(Records from a collection)

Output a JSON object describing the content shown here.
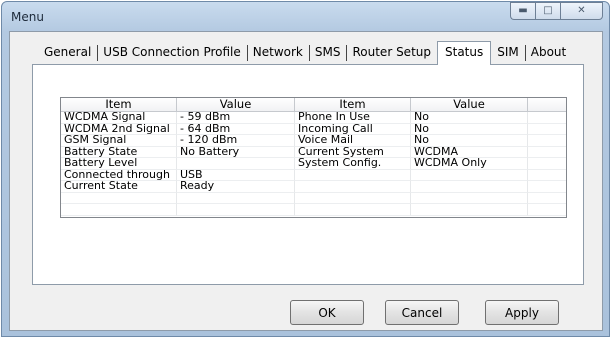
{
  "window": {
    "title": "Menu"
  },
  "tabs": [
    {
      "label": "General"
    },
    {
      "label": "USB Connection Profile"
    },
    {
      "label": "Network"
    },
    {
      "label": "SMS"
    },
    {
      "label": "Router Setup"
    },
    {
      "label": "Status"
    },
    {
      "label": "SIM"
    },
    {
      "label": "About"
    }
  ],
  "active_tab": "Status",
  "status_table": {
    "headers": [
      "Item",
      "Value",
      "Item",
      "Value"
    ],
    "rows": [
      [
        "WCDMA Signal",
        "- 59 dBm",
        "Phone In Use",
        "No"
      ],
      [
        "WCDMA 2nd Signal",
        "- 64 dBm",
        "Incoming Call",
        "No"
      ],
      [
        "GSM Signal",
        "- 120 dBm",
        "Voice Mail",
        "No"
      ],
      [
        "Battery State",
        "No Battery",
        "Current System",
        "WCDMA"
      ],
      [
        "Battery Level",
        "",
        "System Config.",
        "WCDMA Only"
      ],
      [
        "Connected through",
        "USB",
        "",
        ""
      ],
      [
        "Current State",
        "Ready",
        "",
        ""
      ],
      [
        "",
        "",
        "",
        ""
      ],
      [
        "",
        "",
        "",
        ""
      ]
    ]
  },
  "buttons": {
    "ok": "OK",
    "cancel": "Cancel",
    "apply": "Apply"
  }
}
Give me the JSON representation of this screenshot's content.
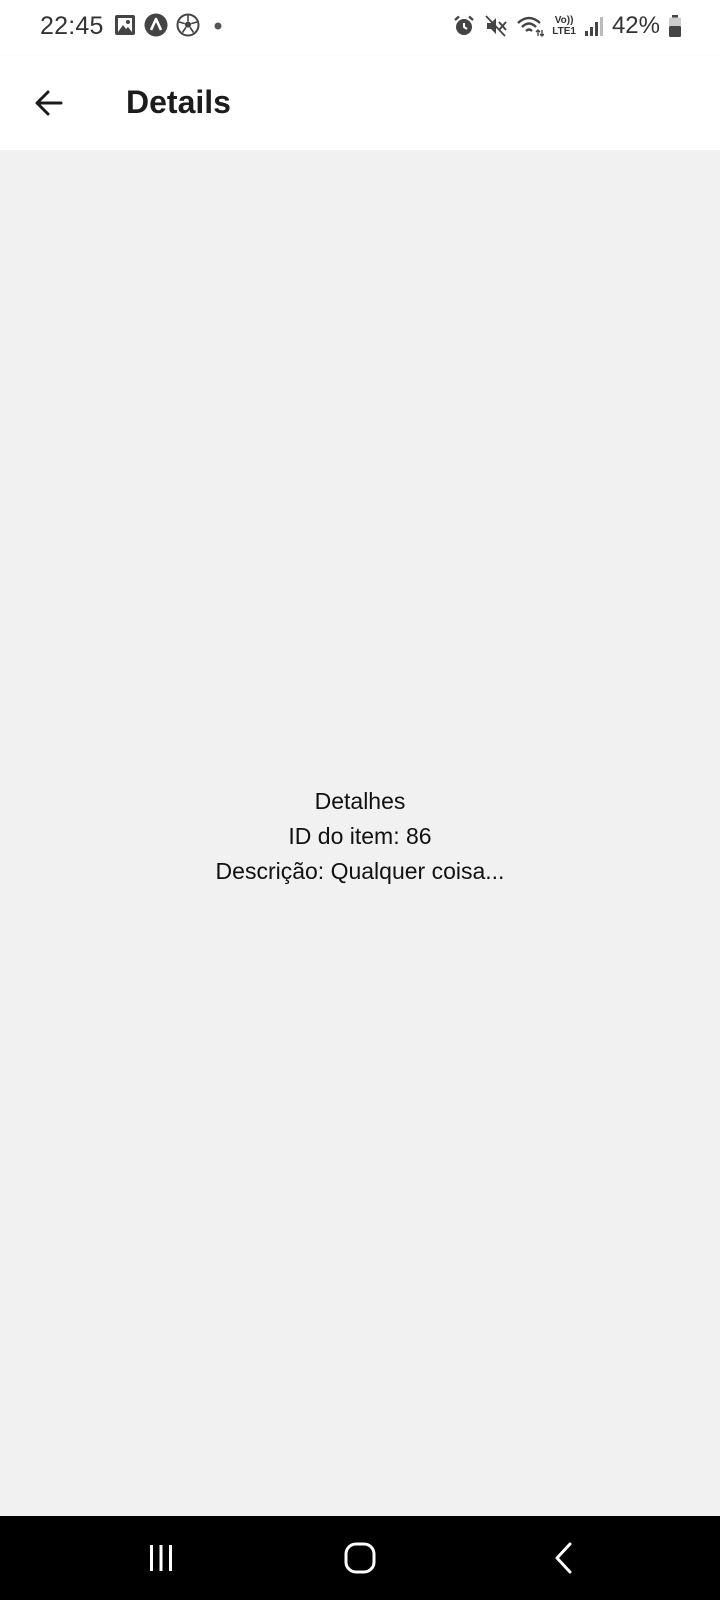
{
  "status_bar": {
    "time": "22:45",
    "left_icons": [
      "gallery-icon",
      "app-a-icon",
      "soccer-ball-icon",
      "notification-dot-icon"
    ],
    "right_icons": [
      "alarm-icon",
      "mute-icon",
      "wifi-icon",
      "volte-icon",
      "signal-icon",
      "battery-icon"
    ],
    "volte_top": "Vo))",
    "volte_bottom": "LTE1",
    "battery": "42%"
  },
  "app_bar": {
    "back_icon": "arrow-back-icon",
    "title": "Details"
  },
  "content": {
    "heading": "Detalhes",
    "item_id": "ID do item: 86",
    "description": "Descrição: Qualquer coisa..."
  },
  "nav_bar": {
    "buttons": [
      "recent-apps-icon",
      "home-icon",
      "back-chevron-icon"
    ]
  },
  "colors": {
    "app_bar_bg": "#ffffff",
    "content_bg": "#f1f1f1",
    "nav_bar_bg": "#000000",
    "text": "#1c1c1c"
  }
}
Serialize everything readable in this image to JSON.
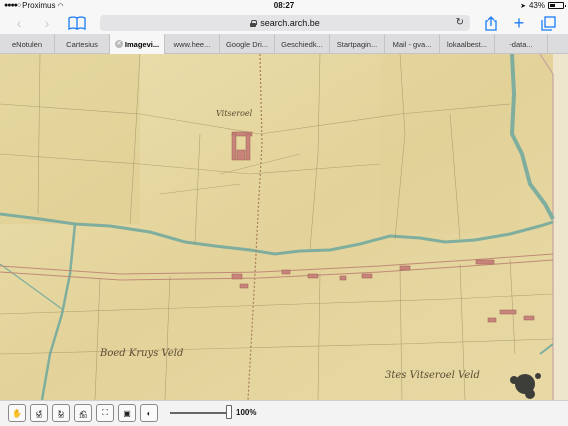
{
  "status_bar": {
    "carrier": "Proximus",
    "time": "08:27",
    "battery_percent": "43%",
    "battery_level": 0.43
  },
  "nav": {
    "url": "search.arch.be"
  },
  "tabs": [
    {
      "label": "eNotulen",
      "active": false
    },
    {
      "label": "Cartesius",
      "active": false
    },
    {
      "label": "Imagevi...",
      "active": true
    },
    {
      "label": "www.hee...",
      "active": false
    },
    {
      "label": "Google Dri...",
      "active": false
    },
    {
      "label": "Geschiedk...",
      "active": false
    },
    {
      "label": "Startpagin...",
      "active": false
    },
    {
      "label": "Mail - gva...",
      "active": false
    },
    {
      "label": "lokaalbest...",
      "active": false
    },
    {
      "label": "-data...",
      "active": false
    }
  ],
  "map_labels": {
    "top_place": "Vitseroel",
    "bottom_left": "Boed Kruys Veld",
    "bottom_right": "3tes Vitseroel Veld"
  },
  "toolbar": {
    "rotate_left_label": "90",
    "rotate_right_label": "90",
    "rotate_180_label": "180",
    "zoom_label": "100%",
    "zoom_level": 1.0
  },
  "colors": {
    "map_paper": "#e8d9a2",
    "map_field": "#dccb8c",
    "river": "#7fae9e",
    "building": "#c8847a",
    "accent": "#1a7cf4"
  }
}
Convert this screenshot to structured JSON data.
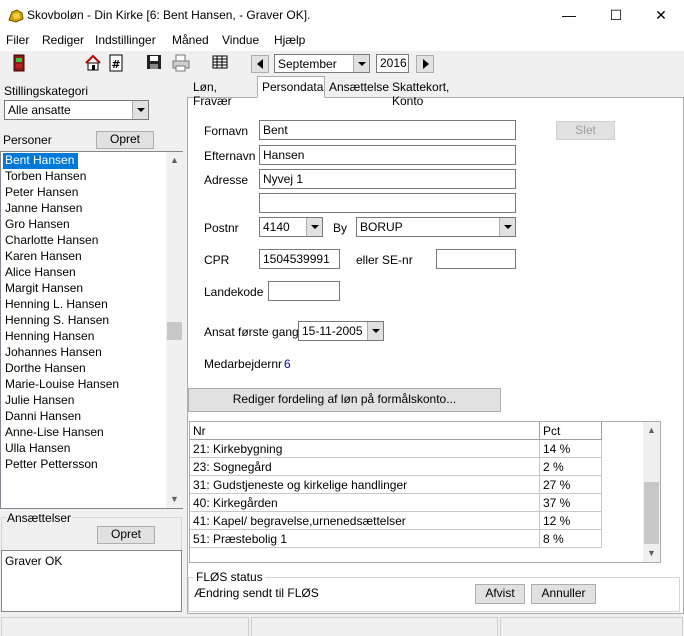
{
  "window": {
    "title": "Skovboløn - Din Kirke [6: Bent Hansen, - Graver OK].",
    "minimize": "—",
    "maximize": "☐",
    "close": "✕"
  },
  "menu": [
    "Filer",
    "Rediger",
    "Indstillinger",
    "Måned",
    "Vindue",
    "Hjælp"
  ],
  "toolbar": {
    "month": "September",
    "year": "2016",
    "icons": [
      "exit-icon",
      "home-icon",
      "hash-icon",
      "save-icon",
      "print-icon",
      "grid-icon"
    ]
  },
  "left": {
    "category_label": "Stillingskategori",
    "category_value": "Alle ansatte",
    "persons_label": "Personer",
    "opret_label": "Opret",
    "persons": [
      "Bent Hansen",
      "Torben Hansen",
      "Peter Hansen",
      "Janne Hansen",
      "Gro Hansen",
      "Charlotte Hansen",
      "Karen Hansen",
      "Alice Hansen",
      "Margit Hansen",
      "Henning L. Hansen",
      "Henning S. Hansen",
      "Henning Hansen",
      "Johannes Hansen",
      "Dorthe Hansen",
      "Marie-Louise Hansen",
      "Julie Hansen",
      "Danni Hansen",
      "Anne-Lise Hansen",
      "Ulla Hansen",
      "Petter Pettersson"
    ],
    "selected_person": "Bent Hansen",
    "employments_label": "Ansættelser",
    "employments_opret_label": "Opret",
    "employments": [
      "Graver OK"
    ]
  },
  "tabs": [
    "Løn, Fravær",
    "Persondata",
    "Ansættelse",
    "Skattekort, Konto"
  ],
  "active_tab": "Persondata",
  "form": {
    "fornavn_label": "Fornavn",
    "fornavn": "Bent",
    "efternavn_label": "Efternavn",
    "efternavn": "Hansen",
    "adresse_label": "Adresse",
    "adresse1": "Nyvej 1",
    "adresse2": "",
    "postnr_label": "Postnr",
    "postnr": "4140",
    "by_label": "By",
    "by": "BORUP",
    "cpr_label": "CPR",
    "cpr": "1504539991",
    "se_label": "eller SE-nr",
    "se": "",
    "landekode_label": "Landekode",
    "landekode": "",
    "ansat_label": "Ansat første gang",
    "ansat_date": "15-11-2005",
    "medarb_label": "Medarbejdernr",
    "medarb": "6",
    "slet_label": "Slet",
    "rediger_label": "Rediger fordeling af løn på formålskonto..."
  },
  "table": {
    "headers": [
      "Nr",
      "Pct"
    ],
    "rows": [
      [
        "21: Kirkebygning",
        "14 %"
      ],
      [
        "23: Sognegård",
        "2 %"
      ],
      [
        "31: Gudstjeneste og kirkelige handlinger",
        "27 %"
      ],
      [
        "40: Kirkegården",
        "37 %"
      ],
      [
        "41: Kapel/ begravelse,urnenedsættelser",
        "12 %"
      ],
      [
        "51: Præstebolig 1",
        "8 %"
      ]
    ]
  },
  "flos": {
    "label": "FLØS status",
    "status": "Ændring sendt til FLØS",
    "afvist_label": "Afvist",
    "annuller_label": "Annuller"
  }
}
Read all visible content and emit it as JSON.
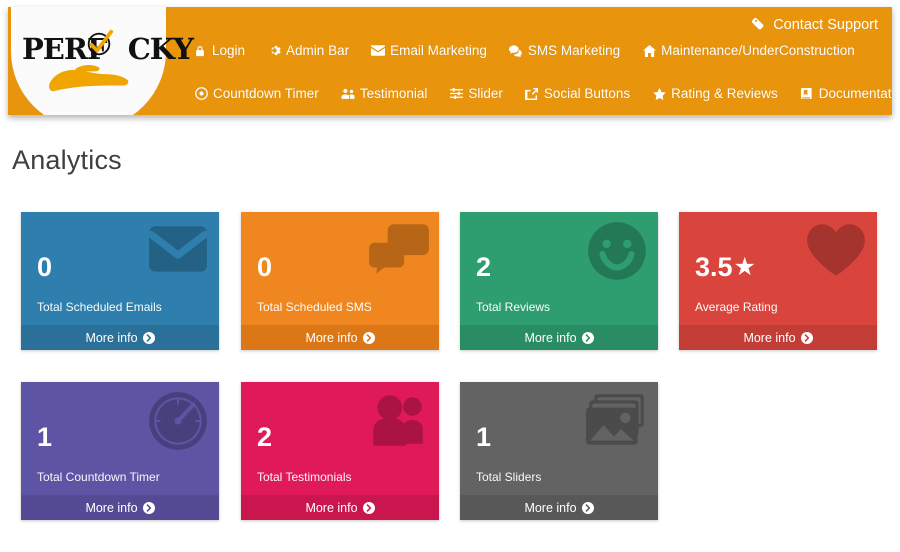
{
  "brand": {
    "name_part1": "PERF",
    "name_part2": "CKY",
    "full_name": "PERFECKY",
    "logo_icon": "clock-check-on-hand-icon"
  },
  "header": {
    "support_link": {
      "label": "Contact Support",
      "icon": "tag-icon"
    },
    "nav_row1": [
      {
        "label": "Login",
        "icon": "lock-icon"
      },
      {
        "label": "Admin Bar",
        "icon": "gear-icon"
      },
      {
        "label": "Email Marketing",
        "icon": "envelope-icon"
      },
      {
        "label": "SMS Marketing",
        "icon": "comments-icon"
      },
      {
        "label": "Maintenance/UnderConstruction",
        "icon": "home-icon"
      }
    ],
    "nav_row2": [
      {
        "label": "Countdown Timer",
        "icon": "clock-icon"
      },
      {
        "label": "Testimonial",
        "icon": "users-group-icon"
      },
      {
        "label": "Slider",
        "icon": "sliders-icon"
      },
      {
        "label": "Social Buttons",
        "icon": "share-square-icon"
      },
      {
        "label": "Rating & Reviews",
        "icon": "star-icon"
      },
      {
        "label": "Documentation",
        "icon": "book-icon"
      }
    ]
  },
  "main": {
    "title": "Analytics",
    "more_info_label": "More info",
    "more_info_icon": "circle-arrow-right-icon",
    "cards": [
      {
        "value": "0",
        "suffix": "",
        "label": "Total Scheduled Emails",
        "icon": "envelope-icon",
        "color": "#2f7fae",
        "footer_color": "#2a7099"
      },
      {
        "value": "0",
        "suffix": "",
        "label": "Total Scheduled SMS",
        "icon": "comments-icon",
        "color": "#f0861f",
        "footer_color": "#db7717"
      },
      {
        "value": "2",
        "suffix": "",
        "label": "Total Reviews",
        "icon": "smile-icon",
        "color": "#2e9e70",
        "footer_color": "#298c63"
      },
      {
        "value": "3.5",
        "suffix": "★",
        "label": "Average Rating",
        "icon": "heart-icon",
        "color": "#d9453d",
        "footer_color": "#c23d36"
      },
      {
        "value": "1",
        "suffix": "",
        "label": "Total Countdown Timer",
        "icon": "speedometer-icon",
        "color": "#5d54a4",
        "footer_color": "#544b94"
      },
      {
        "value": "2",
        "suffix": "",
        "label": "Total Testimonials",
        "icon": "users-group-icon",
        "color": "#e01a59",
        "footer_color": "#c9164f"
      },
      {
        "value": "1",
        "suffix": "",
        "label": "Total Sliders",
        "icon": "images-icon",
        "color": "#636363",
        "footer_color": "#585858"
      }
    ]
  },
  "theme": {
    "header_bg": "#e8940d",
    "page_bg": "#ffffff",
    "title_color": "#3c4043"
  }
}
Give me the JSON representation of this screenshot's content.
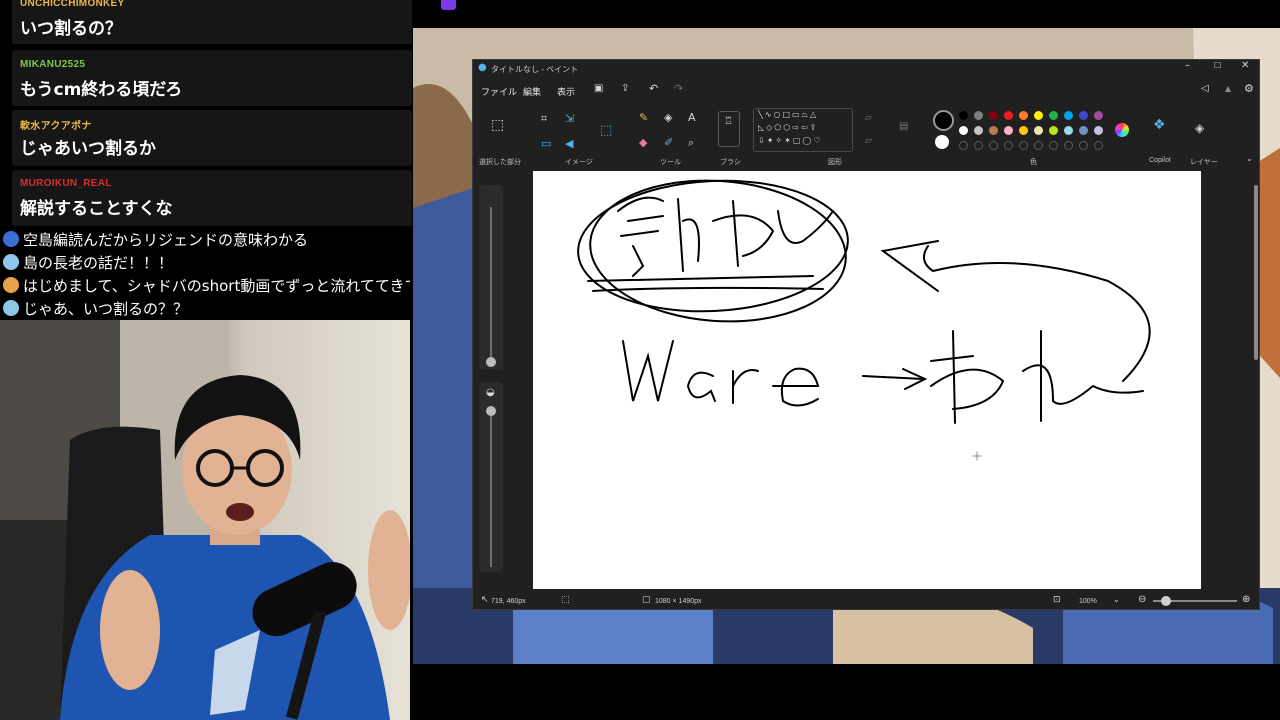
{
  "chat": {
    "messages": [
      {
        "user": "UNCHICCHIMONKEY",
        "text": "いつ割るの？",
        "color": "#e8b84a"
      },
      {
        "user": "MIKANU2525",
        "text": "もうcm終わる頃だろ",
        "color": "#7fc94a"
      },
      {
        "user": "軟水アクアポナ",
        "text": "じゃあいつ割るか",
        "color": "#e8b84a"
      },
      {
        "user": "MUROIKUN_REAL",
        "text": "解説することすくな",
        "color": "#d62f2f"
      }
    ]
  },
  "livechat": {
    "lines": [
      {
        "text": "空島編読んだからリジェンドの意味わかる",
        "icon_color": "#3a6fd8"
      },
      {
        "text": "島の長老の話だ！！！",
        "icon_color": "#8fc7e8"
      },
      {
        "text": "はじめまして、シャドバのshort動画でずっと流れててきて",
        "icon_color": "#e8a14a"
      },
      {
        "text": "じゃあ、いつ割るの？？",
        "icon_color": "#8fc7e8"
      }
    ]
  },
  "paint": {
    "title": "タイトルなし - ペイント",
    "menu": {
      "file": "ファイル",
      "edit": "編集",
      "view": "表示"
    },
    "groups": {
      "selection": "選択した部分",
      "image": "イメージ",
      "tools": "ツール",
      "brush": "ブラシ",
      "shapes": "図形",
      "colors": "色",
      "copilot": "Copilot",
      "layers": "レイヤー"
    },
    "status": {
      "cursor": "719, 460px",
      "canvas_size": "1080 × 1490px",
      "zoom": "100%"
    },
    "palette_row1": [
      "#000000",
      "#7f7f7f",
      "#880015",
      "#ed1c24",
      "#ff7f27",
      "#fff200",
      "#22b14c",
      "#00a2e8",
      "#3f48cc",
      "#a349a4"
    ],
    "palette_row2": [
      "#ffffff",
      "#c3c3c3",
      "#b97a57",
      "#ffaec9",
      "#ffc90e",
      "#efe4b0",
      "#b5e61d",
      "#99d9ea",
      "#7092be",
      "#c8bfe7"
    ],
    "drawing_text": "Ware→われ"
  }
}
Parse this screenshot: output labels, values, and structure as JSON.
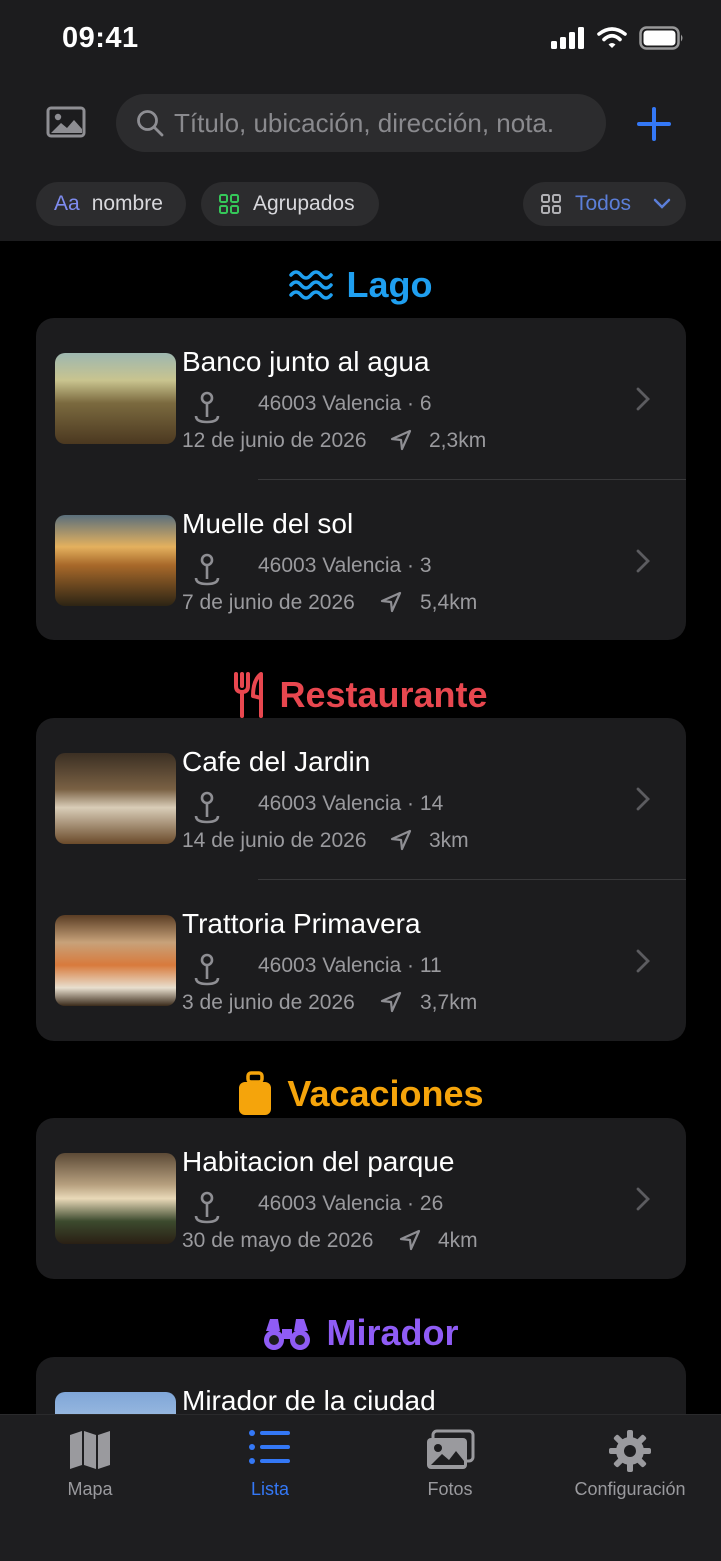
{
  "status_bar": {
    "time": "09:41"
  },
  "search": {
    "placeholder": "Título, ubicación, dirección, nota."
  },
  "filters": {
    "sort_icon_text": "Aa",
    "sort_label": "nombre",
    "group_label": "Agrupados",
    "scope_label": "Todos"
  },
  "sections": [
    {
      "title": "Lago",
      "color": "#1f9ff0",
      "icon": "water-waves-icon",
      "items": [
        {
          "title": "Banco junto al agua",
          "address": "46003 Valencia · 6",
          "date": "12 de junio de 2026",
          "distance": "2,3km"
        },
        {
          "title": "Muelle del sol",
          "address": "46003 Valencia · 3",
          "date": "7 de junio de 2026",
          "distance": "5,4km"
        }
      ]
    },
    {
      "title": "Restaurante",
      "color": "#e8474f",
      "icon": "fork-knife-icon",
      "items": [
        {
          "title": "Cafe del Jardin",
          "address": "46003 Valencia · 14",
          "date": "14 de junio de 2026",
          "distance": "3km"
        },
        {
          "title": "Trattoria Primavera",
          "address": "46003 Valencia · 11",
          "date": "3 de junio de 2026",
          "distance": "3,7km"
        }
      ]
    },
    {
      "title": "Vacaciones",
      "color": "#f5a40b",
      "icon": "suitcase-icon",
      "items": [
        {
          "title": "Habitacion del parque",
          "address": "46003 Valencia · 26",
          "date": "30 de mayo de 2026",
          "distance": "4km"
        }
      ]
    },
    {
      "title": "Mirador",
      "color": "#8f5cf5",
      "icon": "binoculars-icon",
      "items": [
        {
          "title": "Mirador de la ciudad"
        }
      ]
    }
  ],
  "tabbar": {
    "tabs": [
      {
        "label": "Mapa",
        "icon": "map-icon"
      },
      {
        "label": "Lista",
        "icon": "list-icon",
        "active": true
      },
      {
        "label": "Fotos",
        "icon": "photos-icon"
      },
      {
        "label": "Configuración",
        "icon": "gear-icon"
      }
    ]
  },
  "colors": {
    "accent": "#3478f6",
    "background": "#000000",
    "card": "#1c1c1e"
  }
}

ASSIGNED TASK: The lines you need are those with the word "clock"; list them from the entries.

WRITTEN RESPONSE:
    "logo_icon": "clock-check-on-hand-icon"
        "icon": "clock-icon"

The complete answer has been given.